Call Often – From the time our little ones are born, we want them to be able to recognize the voices of their loved ones, so we call our family as often as we can. It is now fun to see our older kids taking the initiative to call their relatives. They like to tell them about their day and ask them all about what they’re doing at their house. Such a great way to encourage verbal communication skills and phone etiquette – both of which seem to be a lost art these days.
In recent days, my oldest has been calling everyone in my contact list so he can tell them his newest Knock-Knock Jokes. Be prepared. You may be the next person he calls. ha!
Share Photos – When something adorable (or crazy) is happening around here, texting a little blurb or sending out a picture of the moment is a perfect way to keep grandparents in the loop. While at home with little ones, it’s nice for me to be able to reach out to family in this way, and I know they enjoy hearing from us…well, except for when I’m sobbing and sending an all-caps text message to my mother that I need her stat because one of my children has been caught writing on the wall…with a marker…again.

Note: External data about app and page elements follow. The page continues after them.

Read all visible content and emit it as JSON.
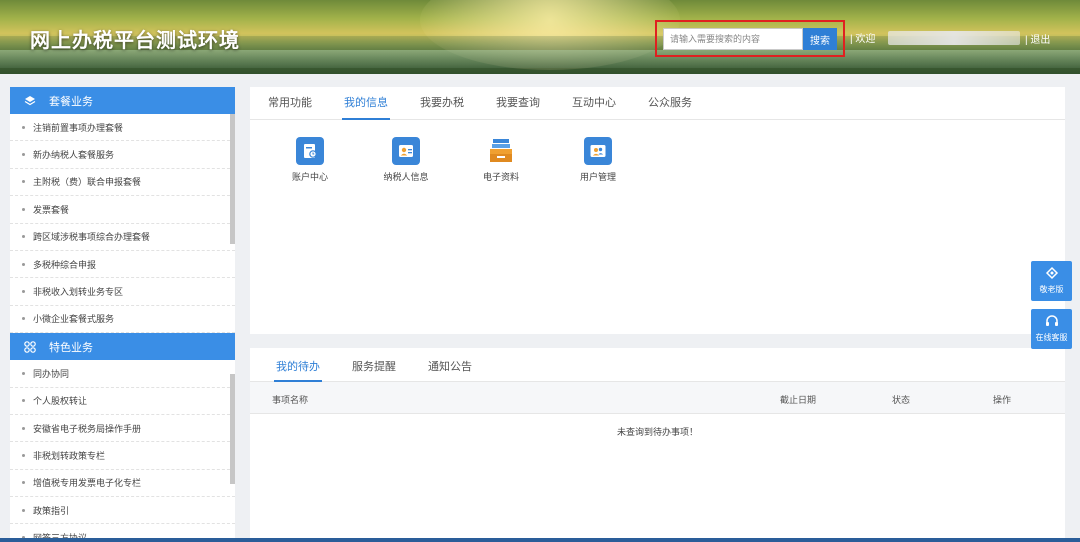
{
  "header": {
    "title": "网上办税平台测试环境",
    "search_placeholder": "请输入需要搜索的内容",
    "search_button": "搜索",
    "user_label": "| 欢迎",
    "logout": "| 退出"
  },
  "sidebar": {
    "section1": {
      "title": "套餐业务",
      "items": [
        {
          "label": "注销前置事项办理套餐"
        },
        {
          "label": "新办纳税人套餐服务"
        },
        {
          "label": "主附税（费）联合申报套餐"
        },
        {
          "label": "发票套餐"
        },
        {
          "label": "跨区域涉税事项综合办理套餐"
        },
        {
          "label": "多税种综合申报"
        },
        {
          "label": "非税收入划转业务专区"
        },
        {
          "label": "小微企业套餐式服务"
        }
      ]
    },
    "section2": {
      "title": "特色业务",
      "items": [
        {
          "label": "同办协同"
        },
        {
          "label": "个人股权转让"
        },
        {
          "label": "安徽省电子税务局操作手册"
        },
        {
          "label": "非税划转政策专栏"
        },
        {
          "label": "增值税专用发票电子化专栏"
        },
        {
          "label": "政策指引"
        },
        {
          "label": "网签三方协议"
        }
      ]
    }
  },
  "main": {
    "tabs": [
      "常用功能",
      "我的信息",
      "我要办税",
      "我要查询",
      "互动中心",
      "公众服务"
    ],
    "active_tab": "我的信息",
    "apps": [
      {
        "label": "账户中心",
        "icon": "account-center-icon"
      },
      {
        "label": "纳税人信息",
        "icon": "taxpayer-info-icon"
      },
      {
        "label": "电子资料",
        "icon": "e-documents-icon"
      },
      {
        "label": "用户管理",
        "icon": "user-management-icon"
      }
    ]
  },
  "todo": {
    "tabs": [
      "我的待办",
      "服务提醒",
      "通知公告"
    ],
    "active_tab": "我的待办",
    "columns": {
      "name": "事项名称",
      "deadline": "截止日期",
      "status": "状态",
      "action": "操作"
    },
    "empty_message": "未查询到待办事项！"
  },
  "floating": {
    "elder_mode": "敬老版",
    "online_service": "在线客服"
  },
  "colors": {
    "accent": "#3a8ee6",
    "search_highlight": "#e02020"
  }
}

Social Media – Originally, I began blogging as a way to stay in touch with our out-of-town family and friends. While over time, my blog has developed beyond that, it still serves as an awesome way to share photos, happenings, thoughts/musings, etc. from our house. In addition to the blog, what could be better for sharing life than Facebook & Instagram? My favs! While social media most definitely can not compete with time spent in person with loved ones, it can be a helpful tool to staying connected.

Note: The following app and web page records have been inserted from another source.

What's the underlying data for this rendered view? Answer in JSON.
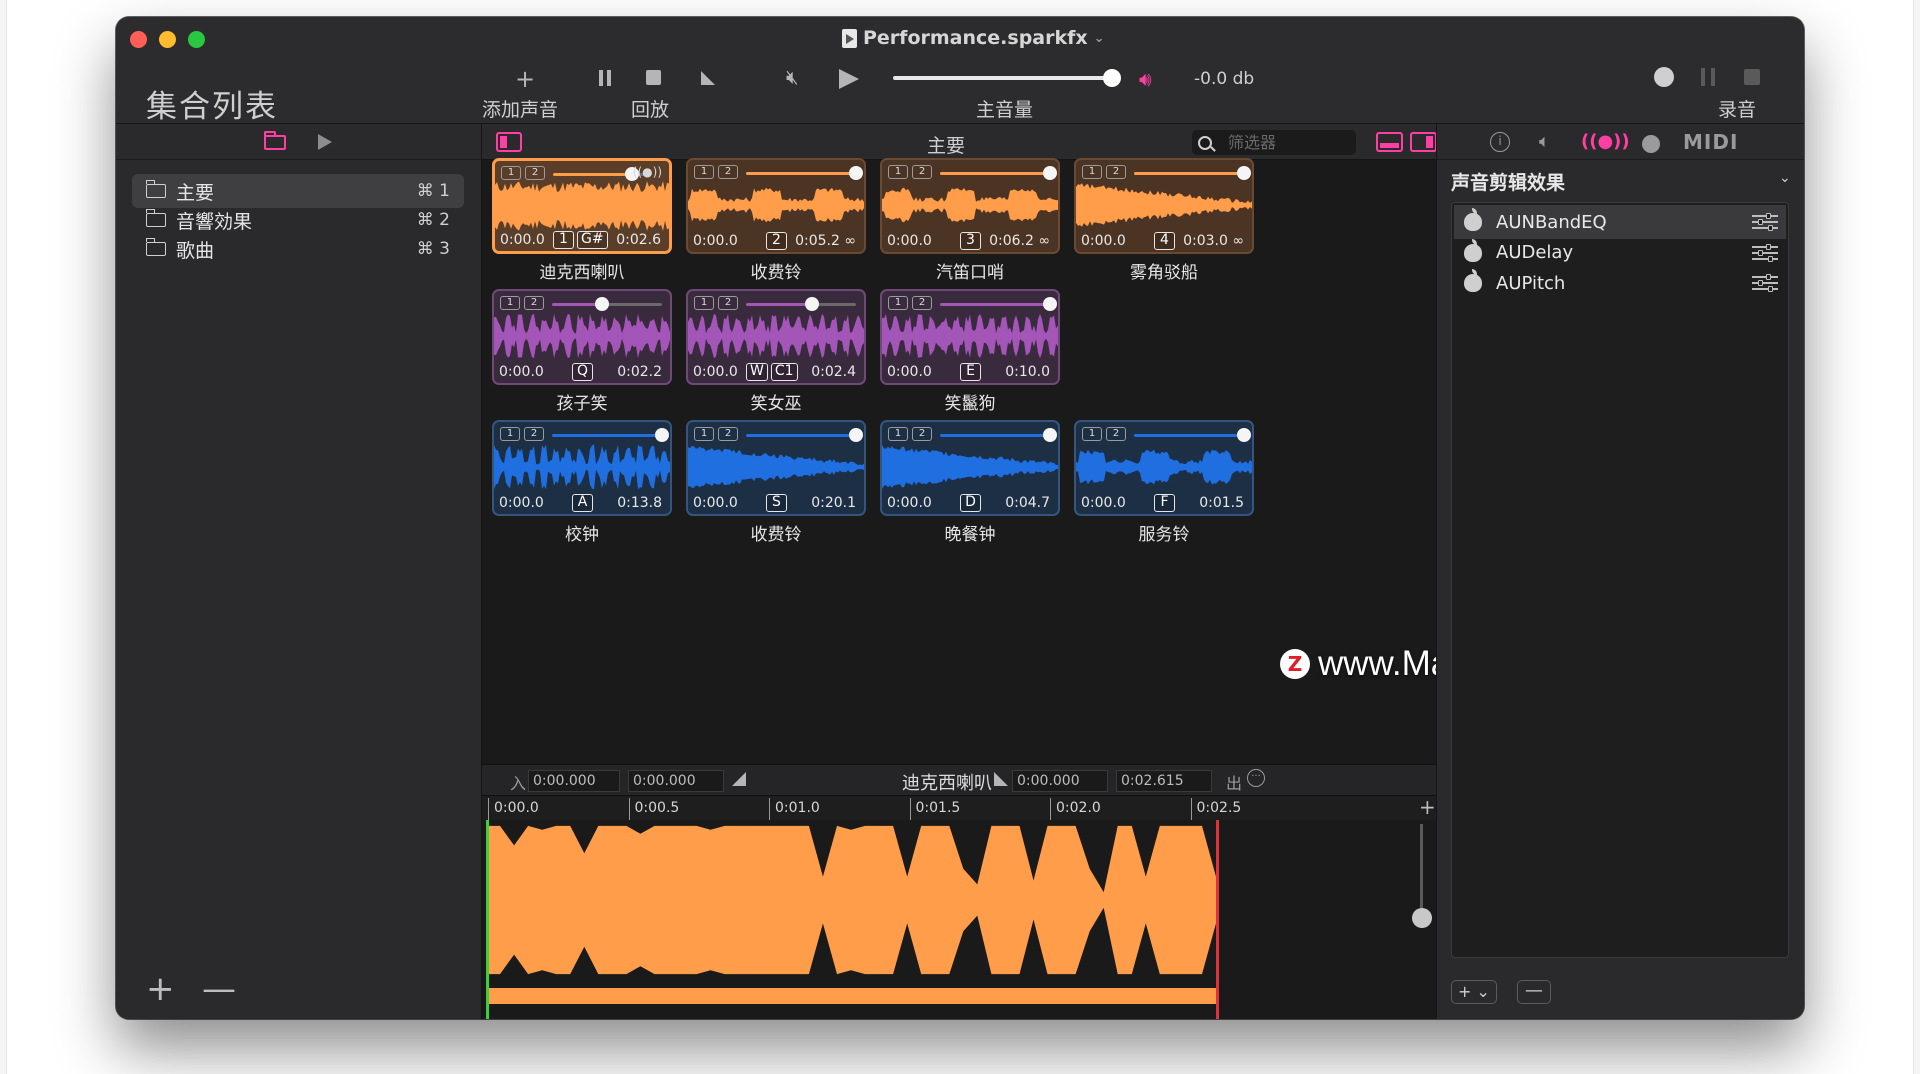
{
  "window": {
    "title": "Performance.sparkfx",
    "title_chevron": "⌄",
    "library_title": "集合列表"
  },
  "toolbar": {
    "add_icon": "+",
    "add_label": "添加声音",
    "playback_label": "回放",
    "master_volume_label": "主音量",
    "master_db": "-0.0 db",
    "record_label": "录音",
    "master_volume_level": 0.8,
    "accent_color": "#ff3fa4"
  },
  "sidebar": {
    "items": [
      {
        "label": "主要",
        "shortcut": "⌘ 1",
        "selected": true
      },
      {
        "label": "音響効果",
        "shortcut": "⌘ 2",
        "selected": false
      },
      {
        "label": "歌曲",
        "shortcut": "⌘ 3",
        "selected": false
      }
    ],
    "add_icon": "+",
    "remove_icon": "—"
  },
  "main": {
    "title": "主要",
    "filter_placeholder": "筛选器",
    "tiles": [
      {
        "name": "迪克西喇叭",
        "start": "0:00.0",
        "end": "0:02.6",
        "keys": [
          "1",
          "G#"
        ],
        "color": "orange",
        "level": 0.86,
        "active": true,
        "suffix": ""
      },
      {
        "name": "收费铃",
        "start": "0:00.0",
        "end": "0:05.2 ∞",
        "keys": [
          "2"
        ],
        "color": "orange",
        "level": 1.0,
        "active": false,
        "suffix": ""
      },
      {
        "name": "汽笛口哨",
        "start": "0:00.0",
        "end": "0:06.2 ∞",
        "keys": [
          "3"
        ],
        "color": "orange",
        "level": 1.0,
        "active": false,
        "suffix": ""
      },
      {
        "name": "雾角驳船",
        "start": "0:00.0",
        "end": "0:03.0 ∞",
        "keys": [
          "4"
        ],
        "color": "orange",
        "level": 1.0,
        "active": false,
        "suffix": ""
      },
      {
        "name": "孩子笑",
        "start": "0:00.0",
        "end": "0:02.2",
        "keys": [
          "Q"
        ],
        "color": "purple",
        "level": 0.45,
        "active": false
      },
      {
        "name": "笑女巫",
        "start": "0:00.0",
        "end": "0:02.4",
        "keys": [
          "W",
          "C1"
        ],
        "color": "purple",
        "level": 0.6,
        "active": false
      },
      {
        "name": "笑鬣狗",
        "start": "0:00.0",
        "end": "0:10.0",
        "keys": [
          "E"
        ],
        "color": "purple",
        "level": 1.0,
        "active": false
      },
      {
        "name": "校钟",
        "start": "0:00.0",
        "end": "0:13.8",
        "keys": [
          "A"
        ],
        "color": "blue",
        "level": 1.0,
        "active": false
      },
      {
        "name": "收费铃",
        "start": "0:00.0",
        "end": "0:20.1",
        "keys": [
          "S"
        ],
        "color": "blue",
        "level": 1.0,
        "active": false
      },
      {
        "name": "晚餐钟",
        "start": "0:00.0",
        "end": "0:04.7",
        "keys": [
          "D"
        ],
        "color": "blue",
        "level": 1.0,
        "active": false
      },
      {
        "name": "服务铃",
        "start": "0:00.0",
        "end": "0:01.5",
        "keys": [
          "F"
        ],
        "color": "blue",
        "level": 1.0,
        "active": false
      }
    ],
    "channel_chips": [
      "1",
      "2"
    ],
    "watermark_logo": "Z",
    "watermark_text": "www.MacZ.com"
  },
  "editor": {
    "title": "迪克西喇叭",
    "in_start": "0:00.000",
    "in_end": "0:00.000",
    "out_start": "0:00.000",
    "out_end": "0:02.615",
    "in_symbol": "入",
    "out_symbol": "出",
    "ticks": [
      "0:00.0",
      "0:00.5",
      "0:01.0",
      "0:01.5",
      "0:02.0",
      "0:02.5"
    ],
    "add_icon": "+"
  },
  "inspector": {
    "section_title": "声音剪辑效果",
    "section_chevron": "⌄",
    "midi_label": "MIDI",
    "info_icon": "i",
    "effects": [
      {
        "label": "AUNBandEQ",
        "selected": true
      },
      {
        "label": "AUDelay",
        "selected": false
      },
      {
        "label": "AUPitch",
        "selected": false
      }
    ],
    "add_button": "+ ⌄",
    "remove_button": "—"
  },
  "colors": {
    "orange": "#ff9d4a",
    "purple": "#a455b8",
    "blue": "#1f6fe0",
    "pink_accent": "#ff3fa4"
  }
}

Video Chat – Our kids are always excited to do a video chat with their grandparents! As they learn new things – like their ABCs, a counting song, The Pledge of Allegiance, a new Bible verse, etc. – they love sharing them with their grandparents. It has been so special to watch them be able to celebrate their accomplishments with those that mean the most to them.
If you have a relative(s) who is uncomfortable with technology, introduce them to the ins & outs – set up simple ways for them to access the various forms of social media, etc. Encourage them to take courses at the library that will help them keep up with fast-growing technology. Many grandparents are going to be interested enough in what their children/grandchildren are doing that they will be willing to make an extra effort in this area.
Send Snail Mail: While technology is fantastic (for so many reasons!), sending snail mail is fun, too. I usually allow my kids gather/prepare what we’re going to send, and then they decorate the envelope/packaging. I let them use markers, stickers, anything they choose – as long as the address and postage areas remain clear for the postal employees to see. My kids like to include art work, school activity pages, little mementos they have found with their loved ones in mind. Our favorite thing to ship is thumbprints/handprints, and whenever I send a hand-made creation of any kind, I like to include the child’s name/age/date/etc.
Just a heads up – in case you were wondering – It is not cheap to mail portions of a little boy’s spring rock collection. I had to draw the line on that one. Shipping fall leaves is much cheaper. ha!
P.S. We make a big deal about driving to the post office and actually mailing these special packages. Sometimes we use our mailbox and talk about what it means when you put the flag up, etc. but usually, my kiddos prefer an outing to the post office, and if you want a little picture-book inspiration to go along with this activity, you’ve got to get your hands on The Giant Hug – I’m not sure it could be any sweeter:
Other Grandparent-Themed Picture Books
What fun ideas do you have for staying connected with out-of-town grandparents?
Any creative suggestions you would add to this list?